By: Cristina Rubke, Maureen McKinnon, Betsy Alison, and Joe Harris In this US Sailing Leadership Forum presentation, you will learn about adaptive facilities, equipment, designs, staff training tips, recruitment, resources and funding.Why Adaptive Sailing?• Creates a positive difference in many lives• Increases your membership and outreach base• Increases access to funding opportunities• Creates new Partnership
When a Life Hangs in the Balance – Emergency at the Club By: Rich Jepsen and Steve SaulAll sailing instructors and program directors are trained in the ‘what ifs’ of safety and risk in our jobs teaching kids and adults how to sail, while providing them opportunities to enjoy their new found skills.We all know
Did you know that collision with vessels is one of the leading causes of death among whales, such as the endangered North Atlantic right whale? Collisions can also cause thousands of dollars in damage to boats and injure crew. US Sailing, the Audubon Society of Rhode Island, New Bedford Whaling Museum and Whale and Dolphin
Clay Deutsch, CEO and President of Boston Private Financial Holdings, presents “Long Range Planning for Your Organization” at the US Sailing Leadership Forum 2014. Power Point Presentation
By: Donald Wilson, Founder Chicago Match Race Center With so many integral elements to consider, running a successful match race can be both challenging and extremely rewarding. When a well-run regatta is executed with great talent and a lot of racing, all the participants want to return, including competitors, umpires, and volunteers. Don Wilson, founder

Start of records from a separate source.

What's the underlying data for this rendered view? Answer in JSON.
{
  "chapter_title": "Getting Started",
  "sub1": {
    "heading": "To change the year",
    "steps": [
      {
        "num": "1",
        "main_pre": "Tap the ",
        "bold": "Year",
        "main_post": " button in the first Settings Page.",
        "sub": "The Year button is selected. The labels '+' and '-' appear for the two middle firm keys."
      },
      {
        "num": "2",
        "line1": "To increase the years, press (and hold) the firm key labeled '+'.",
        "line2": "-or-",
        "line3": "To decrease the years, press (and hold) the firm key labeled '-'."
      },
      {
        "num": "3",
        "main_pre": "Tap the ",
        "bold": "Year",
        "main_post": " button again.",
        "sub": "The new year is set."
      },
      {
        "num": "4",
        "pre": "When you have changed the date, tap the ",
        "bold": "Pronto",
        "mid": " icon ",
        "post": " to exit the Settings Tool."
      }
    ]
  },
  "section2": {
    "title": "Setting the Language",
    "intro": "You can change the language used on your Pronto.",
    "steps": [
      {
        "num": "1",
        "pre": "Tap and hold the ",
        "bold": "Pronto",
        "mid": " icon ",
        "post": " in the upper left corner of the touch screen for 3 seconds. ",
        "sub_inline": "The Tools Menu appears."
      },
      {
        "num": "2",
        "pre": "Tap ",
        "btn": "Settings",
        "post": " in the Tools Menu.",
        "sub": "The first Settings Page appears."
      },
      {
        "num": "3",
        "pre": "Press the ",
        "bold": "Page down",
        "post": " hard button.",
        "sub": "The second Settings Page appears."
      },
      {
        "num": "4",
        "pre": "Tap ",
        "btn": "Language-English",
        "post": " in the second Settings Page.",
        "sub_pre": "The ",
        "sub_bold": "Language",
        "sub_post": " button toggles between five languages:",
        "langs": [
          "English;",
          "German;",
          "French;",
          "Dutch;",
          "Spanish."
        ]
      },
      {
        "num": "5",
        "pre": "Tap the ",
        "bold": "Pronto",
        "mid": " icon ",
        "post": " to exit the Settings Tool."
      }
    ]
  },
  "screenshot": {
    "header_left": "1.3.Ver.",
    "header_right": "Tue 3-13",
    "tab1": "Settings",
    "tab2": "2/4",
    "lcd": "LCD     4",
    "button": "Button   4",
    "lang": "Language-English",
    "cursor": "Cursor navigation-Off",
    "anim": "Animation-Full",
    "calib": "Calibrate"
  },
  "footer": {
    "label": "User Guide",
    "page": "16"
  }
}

What Makes Classes Strong?

Paul Young, President of Rondar UK, gave a presentation entitled “What Makes Classes Strong” at US Sailing’s One-Design Symposium at Bay Head Yacht Club last fall. Rondar has earned a reputation as a pre-eminent builder of fast one-design race boats. Rondar hulls have won world championships in the Contender, the 420, the Fireball, the Enterprise

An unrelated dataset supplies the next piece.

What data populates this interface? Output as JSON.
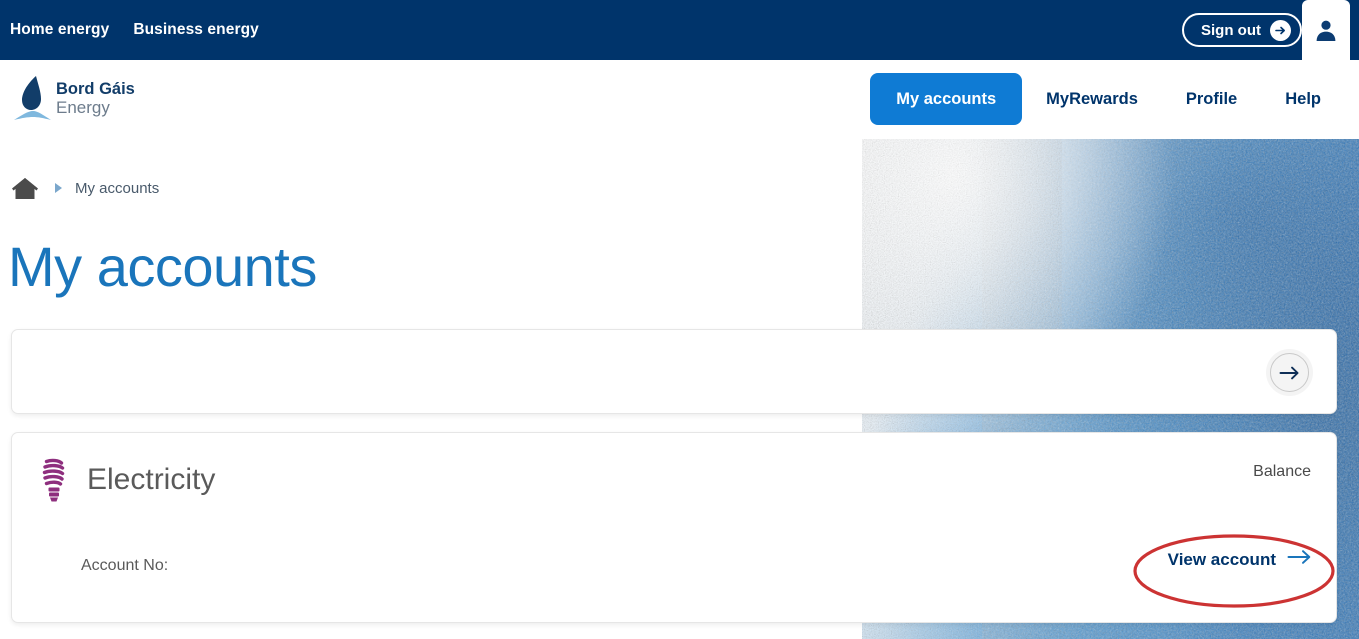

Keeping Regattas Fun

By: Jake Fish, Communications Manager, US Sailing Many attendees of the Sailing Leadership Forum expressed the desire for more variety in our race courses with fewer windward/leeward courses and more non-traditional regattas. Attendees emphasized the importance of growth in participation and sportsmanship, especially for youth. Regatta organizers were challenged to create more alternative courses, games

Sponsorship Request Tips

Trying to build your club’s sponsor portfolio for an upcoming event? Here are some helpful sponsorship request tips from Whitney Peterson, VP of Marketing at Gowrie Group. 1. Be clear on what you are asking for.• In-kind vs. Cash sponsorship• One time vs. annual request2. Align with the company’s passions or a key-person’s affinities.• CEO loves sailing,
This Sailing Program sample has been taken from various programs across the United States to provide a greater representation of methods, techniques, and styles. SAMPLE: SYLLABUS Basic Sailing Beginner FORMAT: (8) three-hour lessons for youth or adults for one week or several weeks TOPIC – CLASS 1 Introduction and Course Overview: 10 minutes Team Building:

Pre-Sailing Exercises

Before any exercising, including sailing, you should warm up and loosen up by stretching. Keep yourself in reasonably good condition, and before heading out, stretch out. These flexibility exercises should be done for about 30 seconds. Do not stretch to the point of pain, only to increase flexibility. Sailing requires movements in many unusual positions.

Basic Cruising: The bilge system

Never let the bilge be “out of sight, out of mind.” A regular visual inspection of the bilge should become a habit. You will quickly learn what is normal water in the bilge – rainwater coming down the mast, ice box drainage, and the drip from the stuffing box – and recognize water that indicates
As a potential customer, you can contact several charter companies to determine the best service for your charter requirements. Ask friends who have used the companies you’re considering for their opinions. Look for professional practices and a business-like attitude at all levels of contact. Make sure that you have a complete understanding of the financial arrangements.